Pull each line containing "icon" out of the listing below.

[Record excerpts Boundary: Start]

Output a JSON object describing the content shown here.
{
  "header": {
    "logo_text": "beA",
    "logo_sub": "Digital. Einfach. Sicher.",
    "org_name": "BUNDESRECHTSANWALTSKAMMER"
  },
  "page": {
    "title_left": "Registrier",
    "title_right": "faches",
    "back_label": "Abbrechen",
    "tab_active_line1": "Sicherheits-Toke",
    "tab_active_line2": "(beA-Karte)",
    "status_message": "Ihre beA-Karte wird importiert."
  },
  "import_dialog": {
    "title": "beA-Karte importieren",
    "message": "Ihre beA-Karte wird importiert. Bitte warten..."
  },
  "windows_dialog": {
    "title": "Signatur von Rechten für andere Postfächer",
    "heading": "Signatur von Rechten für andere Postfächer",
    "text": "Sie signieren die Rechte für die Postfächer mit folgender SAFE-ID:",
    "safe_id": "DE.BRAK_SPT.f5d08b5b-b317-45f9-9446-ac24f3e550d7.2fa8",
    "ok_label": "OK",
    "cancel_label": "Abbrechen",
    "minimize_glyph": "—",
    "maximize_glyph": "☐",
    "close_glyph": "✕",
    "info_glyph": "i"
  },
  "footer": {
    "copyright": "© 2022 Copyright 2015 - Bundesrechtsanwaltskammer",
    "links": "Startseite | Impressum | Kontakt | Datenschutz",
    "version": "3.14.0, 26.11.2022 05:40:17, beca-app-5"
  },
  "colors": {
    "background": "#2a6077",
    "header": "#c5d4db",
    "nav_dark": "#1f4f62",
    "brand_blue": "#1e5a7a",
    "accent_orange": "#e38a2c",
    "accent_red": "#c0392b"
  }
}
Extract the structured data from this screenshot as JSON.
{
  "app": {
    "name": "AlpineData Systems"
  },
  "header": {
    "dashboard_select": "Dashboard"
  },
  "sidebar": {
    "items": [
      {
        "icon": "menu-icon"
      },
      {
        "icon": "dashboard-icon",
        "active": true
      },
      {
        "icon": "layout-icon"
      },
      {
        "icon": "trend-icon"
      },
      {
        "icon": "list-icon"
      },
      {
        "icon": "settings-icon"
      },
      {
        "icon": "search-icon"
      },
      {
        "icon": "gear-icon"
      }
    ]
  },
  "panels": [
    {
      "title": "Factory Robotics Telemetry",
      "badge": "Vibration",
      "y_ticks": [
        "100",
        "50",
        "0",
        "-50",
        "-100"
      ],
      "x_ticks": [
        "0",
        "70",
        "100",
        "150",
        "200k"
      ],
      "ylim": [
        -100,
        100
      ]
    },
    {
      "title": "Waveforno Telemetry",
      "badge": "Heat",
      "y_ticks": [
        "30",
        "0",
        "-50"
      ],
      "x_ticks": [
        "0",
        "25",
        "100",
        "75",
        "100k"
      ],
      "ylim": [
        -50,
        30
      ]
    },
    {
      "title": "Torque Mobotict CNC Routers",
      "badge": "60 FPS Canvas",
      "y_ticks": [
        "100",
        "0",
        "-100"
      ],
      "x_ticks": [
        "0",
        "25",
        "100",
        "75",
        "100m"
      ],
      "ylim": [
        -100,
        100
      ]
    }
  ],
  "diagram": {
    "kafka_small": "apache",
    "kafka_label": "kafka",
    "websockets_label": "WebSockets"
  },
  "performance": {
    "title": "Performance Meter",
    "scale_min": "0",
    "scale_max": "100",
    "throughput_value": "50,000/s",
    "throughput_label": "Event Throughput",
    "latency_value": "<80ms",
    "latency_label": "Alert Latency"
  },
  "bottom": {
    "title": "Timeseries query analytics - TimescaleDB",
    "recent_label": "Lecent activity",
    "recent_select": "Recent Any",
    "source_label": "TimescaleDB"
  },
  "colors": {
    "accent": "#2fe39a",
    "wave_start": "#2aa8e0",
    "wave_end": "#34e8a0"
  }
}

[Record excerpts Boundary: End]

Written response =
        "icon": "menu-icon"
        "icon": "dashboard-icon",
        "icon": "layout-icon"
        "icon": "trend-icon"
        "icon": "list-icon"
        "icon": "settings-icon"
        "icon": "search-icon"
        "icon": "gear-icon"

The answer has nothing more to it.